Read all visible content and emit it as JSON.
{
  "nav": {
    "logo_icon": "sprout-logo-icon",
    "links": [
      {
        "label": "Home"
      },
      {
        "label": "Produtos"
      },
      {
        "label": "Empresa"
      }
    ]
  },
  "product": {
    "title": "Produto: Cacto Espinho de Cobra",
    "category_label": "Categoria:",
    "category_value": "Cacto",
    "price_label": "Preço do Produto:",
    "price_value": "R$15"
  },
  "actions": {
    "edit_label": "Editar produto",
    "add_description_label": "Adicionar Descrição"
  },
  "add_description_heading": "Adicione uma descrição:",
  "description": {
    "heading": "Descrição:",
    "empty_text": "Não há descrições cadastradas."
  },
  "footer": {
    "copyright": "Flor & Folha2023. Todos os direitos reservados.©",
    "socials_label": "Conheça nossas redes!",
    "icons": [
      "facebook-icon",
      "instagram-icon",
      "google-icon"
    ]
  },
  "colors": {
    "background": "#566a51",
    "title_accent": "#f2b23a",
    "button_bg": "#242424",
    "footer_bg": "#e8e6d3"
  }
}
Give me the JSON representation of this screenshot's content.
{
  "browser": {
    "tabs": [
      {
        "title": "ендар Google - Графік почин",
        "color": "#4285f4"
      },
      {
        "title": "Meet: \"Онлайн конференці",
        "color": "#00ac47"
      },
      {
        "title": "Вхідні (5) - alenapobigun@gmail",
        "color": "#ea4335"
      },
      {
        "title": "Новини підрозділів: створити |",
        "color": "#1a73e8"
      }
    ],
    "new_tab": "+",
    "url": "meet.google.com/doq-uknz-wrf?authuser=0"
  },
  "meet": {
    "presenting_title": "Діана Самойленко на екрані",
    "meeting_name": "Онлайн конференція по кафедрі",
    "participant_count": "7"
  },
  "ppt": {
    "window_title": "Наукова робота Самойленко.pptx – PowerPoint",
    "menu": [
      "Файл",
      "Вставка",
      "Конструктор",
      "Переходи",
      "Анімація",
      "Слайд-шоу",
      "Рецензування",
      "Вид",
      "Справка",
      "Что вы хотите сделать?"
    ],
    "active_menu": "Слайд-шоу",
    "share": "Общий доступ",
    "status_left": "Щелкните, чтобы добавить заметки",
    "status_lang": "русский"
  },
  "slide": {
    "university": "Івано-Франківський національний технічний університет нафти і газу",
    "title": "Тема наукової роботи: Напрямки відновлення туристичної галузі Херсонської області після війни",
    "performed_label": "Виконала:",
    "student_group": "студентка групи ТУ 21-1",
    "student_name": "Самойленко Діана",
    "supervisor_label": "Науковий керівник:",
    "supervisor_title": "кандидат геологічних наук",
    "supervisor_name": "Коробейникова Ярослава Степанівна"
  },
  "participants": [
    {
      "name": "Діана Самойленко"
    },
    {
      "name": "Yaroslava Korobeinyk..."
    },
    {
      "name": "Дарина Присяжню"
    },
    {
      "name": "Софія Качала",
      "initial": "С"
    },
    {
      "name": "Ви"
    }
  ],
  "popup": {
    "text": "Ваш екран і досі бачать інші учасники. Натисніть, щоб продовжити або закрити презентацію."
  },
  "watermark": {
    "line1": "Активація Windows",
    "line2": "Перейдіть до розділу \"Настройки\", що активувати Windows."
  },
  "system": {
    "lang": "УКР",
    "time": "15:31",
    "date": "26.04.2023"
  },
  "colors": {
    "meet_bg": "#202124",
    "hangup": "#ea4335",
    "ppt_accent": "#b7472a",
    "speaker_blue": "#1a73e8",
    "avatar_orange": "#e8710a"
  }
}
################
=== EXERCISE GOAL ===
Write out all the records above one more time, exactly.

=== TASK RESULT ===
Read all visible content and emit it as JSON.
{
  "nav": {
    "logo_icon": "sprout-logo-icon",
    "links": [
      {
        "label": "Home"
      },
      {
        "label": "Produtos"
      },
      {
        "label": "Empresa"
      }
    ]
  },
  "product": {
    "title": "Produto: Cacto Espinho de Cobra",
    "category_label": "Categoria:",
    "category_value": "Cacto",
    "price_label": "Preço do Produto:",
    "price_value": "R$15"
  },
  "actions": {
    "edit_label": "Editar produto",
    "add_description_label": "Adicionar Descrição"
  },
  "add_description_heading": "Adicione uma descrição:",
  "description": {
    "heading": "Descrição:",
    "empty_text": "Não há descrições cadastradas."
  },
  "footer": {
    "copyright": "Flor & Folha2023. Todos os direitos reservados.©",
    "socials_label": "Conheça nossas redes!",
    "icons": [
      "facebook-icon",
      "instagram-icon",
      "google-icon"
    ]
  },
  "colors": {
    "background": "#566a51",
    "title_accent": "#f2b23a",
    "button_bg": "#242424",
    "footer_bg": "#e8e6d3"
  }
}
Give me the JSON representation of this screenshot's content.
{
  "browser": {
    "tabs": [
      {
        "title": "ендар Google - Графік почин",
        "color": "#4285f4"
      },
      {
        "title": "Meet: \"Онлайн конференці",
        "color": "#00ac47"
      },
      {
        "title": "Вхідні (5) - alenapobigun@gmail",
        "color": "#ea4335"
      },
      {
        "title": "Новини підрозділів: створити |",
        "color": "#1a73e8"
      }
    ],
    "new_tab": "+",
    "url": "meet.google.com/doq-uknz-wrf?authuser=0"
  },
  "meet": {
    "presenting_title": "Діана Самойленко на екрані",
    "meeting_name": "Онлайн конференція по кафедрі",
    "participant_count": "7"
  },
  "ppt": {
    "window_title": "Наукова робота Самойленко.pptx – PowerPoint",
    "menu": [
      "Файл",
      "Вставка",
      "Конструктор",
      "Переходи",
      "Анімація",
      "Слайд-шоу",
      "Рецензування",
      "Вид",
      "Справка",
      "Что вы хотите сделать?"
    ],
    "active_menu": "Слайд-шоу",
    "share": "Общий доступ",
    "status_left": "Щелкните, чтобы добавить заметки",
    "status_lang": "русский"
  },
  "slide": {
    "university": "Івано-Франківський національний технічний університет нафти і газу",
    "title": "Тема наукової роботи: Напрямки відновлення туристичної галузі Херсонської області після війни",
    "performed_label": "Виконала:",
    "student_group": "студентка групи ТУ 21-1",
    "student_name": "Самойленко Діана",
    "supervisor_label": "Науковий керівник:",
    "supervisor_title": "кандидат геологічних наук",
    "supervisor_name": "Коробейникова Ярослава Степанівна"
  },
  "participants": [
    {
      "name": "Діана Самойленко"
    },
    {
      "name": "Yaroslava Korobeinyk..."
    },
    {
      "name": "Дарина Присяжню"
    },
    {
      "name": "Софія Качала",
      "initial": "С"
    },
    {
      "name": "Ви"
    }
  ],
  "popup": {
    "text": "Ваш екран і досі бачать інші учасники. Натисніть, щоб продовжити або закрити презентацію."
  },
  "watermark": {
    "line1": "Активація Windows",
    "line2": "Перейдіть до розділу \"Настройки\", що активувати Windows."
  },
  "system": {
    "lang": "УКР",
    "time": "15:31",
    "date": "26.04.2023"
  },
  "colors": {
    "meet_bg": "#202124",
    "hangup": "#ea4335",
    "ppt_accent": "#b7472a",
    "speaker_blue": "#1a73e8",
    "avatar_orange": "#e8710a"
  }
}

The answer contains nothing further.